A .Net Developer’s Journey into Java

In my new job working in mobile development, I am getting know Java more in depth, because native applications for both BlackBerry and Android are typically built with Java. I was excited about Mono for Android as an option for me, but I think it’s a little too new to gather much acceptance for the kinds of clients I am currently dealing with, as well as my colleagues who are mostly Java developers. And now the uncertainty around the Mono project makes this untenable for the near future.


As I continue to dive deeper, I am genuinely surprised at how much Java and C# overlap. There are of course differences, but these are much fewer than the similarities.


Of course this point has nothing to do with the language differences, but it affects how you get there. Getting to know Eclipse has been interesting. Since I was a recent convert to ReSharper with Visual Studio, initially Eclipse seemed like a real step backward. The autocomplete is not as good as VS Intellisense, and the syntax highlighting isn’t as good. I learned about FindBugs, a plug-in for Eclipse that performs code quality inspections similar to ReSharper. It’s not as robust, but for the time being it’s workable. I still haven’t found the productivity tools ReSharper provides. I want to get to know IntelliJ IDEA (assuming it’s as good as ReSharper because it’s also from JetBrains), but I have two problems so far:

  • BlackBerry development can only be done with Eclipse
  • All the Java devs around me are using Eclipse

I’m going to try IntelliJ IDEA for doing some Android work on the side. If it’s much better I’ll work on swaying my colleagues.

It’s also interesting that most folks have multiple copies of Eclipse installed, each one configured with the plugins dedicated to a certain kind of development, i.e. one for BlackBerry, one for Android, one for back-end web services, etc. Apparently Eclipse doesn’t use the registry, so multiple copies is not an issue. Installing the plugins is a pain. Sometimes you get them from the IDE using a built in feature, other times you download and install them separately. I guess VS is similar, you just need to do it much less often.

Lack of Properties

Right off the bat this was difficult for me. You can make members public, but as in .Net this is frowned upon. So you end up creating getPropertyName() and setPropertyName(value) functions explicitly, and they show up as methods not as members. I guess I am spoiled by the auto-implemented properties in .Net. I needed to change the way I looked at accessing data in a class.


While string objects themselves are very similar (immutable, StringBuilder, etc), formatting them is different. There is a static String.format() function, but it requires a little more stringent parameters than the .Net version, akin to the string formatting you do in .Net during declarative databinding in ASPX pages. Java also has dedicated classes for formatting numbers and dates


While events are built into the Java language, it’s in a much more rudimentary way in comparison to .Net. You have to do all the plumbing yourself. Frameworks like AWT and Swing help with this, but as a mobile developer these aren’t doing me any good. It seems to me there isn’t as much focus on this as there is in .Net.

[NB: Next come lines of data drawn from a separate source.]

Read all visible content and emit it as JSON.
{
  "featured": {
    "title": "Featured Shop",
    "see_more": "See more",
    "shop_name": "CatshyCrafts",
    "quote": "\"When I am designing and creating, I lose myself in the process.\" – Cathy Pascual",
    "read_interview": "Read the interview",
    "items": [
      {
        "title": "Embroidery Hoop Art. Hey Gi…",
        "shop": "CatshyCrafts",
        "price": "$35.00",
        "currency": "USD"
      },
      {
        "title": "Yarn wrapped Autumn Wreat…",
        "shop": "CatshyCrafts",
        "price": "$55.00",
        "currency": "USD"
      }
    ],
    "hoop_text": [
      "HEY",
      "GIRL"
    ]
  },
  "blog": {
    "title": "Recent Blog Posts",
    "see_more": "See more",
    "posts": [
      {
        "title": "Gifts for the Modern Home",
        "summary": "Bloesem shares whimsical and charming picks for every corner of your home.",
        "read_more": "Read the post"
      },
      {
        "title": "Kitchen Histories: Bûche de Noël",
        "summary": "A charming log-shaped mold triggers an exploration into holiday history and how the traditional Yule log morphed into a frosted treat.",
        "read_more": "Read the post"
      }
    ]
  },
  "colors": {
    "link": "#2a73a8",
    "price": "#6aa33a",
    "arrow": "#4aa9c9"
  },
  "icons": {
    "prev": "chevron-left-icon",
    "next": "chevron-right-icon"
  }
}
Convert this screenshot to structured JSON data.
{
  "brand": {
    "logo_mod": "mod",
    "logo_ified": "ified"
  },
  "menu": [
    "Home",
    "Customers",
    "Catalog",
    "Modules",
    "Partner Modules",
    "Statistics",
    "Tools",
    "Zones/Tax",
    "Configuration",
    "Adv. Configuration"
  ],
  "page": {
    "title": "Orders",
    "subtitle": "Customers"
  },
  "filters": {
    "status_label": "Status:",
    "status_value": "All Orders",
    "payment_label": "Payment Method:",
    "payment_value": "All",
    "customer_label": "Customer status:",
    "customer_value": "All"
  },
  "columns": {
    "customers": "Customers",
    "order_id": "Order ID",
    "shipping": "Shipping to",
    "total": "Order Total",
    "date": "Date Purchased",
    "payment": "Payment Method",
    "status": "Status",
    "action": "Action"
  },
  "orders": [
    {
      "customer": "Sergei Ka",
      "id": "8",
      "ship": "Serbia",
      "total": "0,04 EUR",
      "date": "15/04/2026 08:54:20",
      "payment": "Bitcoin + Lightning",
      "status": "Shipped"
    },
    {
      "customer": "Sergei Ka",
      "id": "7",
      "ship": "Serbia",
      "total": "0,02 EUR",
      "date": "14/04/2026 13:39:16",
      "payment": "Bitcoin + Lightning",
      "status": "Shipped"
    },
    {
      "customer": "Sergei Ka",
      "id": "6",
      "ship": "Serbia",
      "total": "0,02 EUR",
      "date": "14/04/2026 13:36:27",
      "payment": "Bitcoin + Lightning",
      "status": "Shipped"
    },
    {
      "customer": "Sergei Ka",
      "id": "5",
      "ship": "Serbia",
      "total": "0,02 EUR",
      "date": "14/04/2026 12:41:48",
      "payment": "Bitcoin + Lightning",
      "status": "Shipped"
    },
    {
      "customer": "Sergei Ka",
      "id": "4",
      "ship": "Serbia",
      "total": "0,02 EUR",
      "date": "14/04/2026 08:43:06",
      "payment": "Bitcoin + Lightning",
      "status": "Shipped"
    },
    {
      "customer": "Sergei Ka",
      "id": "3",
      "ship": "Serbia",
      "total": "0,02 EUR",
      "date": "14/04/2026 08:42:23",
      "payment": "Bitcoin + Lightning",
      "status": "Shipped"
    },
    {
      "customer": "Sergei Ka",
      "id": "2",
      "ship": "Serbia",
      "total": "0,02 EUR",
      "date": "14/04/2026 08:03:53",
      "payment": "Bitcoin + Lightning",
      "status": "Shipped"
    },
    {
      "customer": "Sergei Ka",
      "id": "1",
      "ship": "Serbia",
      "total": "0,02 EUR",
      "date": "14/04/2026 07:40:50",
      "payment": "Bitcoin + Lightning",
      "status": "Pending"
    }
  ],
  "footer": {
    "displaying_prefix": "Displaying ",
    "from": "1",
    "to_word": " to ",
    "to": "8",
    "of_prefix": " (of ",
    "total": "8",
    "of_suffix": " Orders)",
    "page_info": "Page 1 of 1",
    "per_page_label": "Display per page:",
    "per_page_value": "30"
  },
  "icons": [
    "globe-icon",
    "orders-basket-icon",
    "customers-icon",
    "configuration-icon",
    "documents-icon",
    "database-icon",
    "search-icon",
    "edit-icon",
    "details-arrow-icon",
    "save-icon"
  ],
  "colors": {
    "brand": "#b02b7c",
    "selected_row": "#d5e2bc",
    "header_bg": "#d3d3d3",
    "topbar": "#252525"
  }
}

The kind of functionality you get from Linq is not built into Java directly. You need a 3rd party library to do something similar, like lambdaj. In fact, using 3rd party libraries is more of a pattern in Java than in .Net. There are tons of open source libraries to extend the language, which is not as common in .Net.

Open source continues to be a problem for me. I keep doing work for large corporations, and mostly they will not accept open source in software solutions. Essentially they don’t trust the source from a legal perspective, so unless some third party comes along and indemnifies the source for them (like RedHat or Novell has done for Linux) large corporations just don’t want to use it. Now that I have seen how easily hackers can affect open source, I can see where their paranoia is coming from. Ultimately, they are actively choosing sub-optimal solutions to avoid any risk, instead of managing the risk. I’m sure there is a scaling factor here for the largest companies. This is another hidden contributor to the costs and failures of software development.

Null Pointer Exception

Null Pointer Exception == Object Reference not set to an instance of an object. Which one is a clearer message describing the actual problem? Neither one.


The naming conventions in Java differ somewhat from what is accepted in .Net. Methods start with lowercase letters. I’ve seen a bunch recent code written by other Java developers and am deeply disturbed that Hungarian notation is alive and well. It’s down but not out in the .Net world, I hope I don’t find it thriving in Java….

Class Duplication/Refactoring

I’m finding with all the different namespaces and open source projects available, that lots of open source developers adopt the “not invented here” attitude and create their own version of a class, ranging from slightly to wildly different. Classes for handling JSON are a great example of this. I have found at least half a dozen implementations of the JSONArray class. Uncle Google is no help for this newcomer. Which one should I be using? Will I need to build a façade into my designs so I can use more than one? Do I now need to build time into my estimation to research all the possible implementations of a concept.  How do Java teams manage that?

As I continue delving into the differences I’ll likely have more posts.